» PROVIDED RECORDS:
——————
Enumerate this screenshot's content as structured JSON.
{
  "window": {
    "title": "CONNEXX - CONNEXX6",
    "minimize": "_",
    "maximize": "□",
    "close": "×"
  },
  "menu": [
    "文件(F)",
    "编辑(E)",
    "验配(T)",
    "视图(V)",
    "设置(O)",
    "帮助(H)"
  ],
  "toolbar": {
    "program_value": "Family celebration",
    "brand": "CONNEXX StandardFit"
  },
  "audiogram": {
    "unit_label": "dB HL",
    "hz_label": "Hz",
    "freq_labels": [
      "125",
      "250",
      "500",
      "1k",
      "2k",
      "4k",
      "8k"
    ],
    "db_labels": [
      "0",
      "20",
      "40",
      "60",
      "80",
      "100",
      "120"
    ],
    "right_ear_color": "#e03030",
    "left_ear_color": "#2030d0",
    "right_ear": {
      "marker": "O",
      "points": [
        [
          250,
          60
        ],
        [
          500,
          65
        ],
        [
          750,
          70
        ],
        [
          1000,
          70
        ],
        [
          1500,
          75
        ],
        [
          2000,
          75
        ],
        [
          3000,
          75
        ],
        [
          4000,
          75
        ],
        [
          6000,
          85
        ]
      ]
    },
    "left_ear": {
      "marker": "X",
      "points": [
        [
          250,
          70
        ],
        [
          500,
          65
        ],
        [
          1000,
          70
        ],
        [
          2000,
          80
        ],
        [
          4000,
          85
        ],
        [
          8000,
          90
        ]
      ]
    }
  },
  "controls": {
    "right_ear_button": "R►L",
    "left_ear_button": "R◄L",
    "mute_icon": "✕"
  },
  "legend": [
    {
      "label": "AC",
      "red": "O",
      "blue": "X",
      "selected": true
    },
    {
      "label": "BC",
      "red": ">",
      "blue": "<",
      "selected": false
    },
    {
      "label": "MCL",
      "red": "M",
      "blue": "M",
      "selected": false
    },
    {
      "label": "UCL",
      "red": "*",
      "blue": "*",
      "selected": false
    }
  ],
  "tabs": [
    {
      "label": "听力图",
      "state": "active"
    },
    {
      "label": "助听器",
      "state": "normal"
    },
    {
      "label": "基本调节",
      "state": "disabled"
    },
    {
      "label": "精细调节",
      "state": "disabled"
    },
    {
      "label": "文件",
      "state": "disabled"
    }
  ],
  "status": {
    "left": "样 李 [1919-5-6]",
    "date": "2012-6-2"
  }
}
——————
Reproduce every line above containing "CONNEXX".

    "title": "CONNEXX - CONNEXX6",
    "brand": "CONNEXX StandardFit"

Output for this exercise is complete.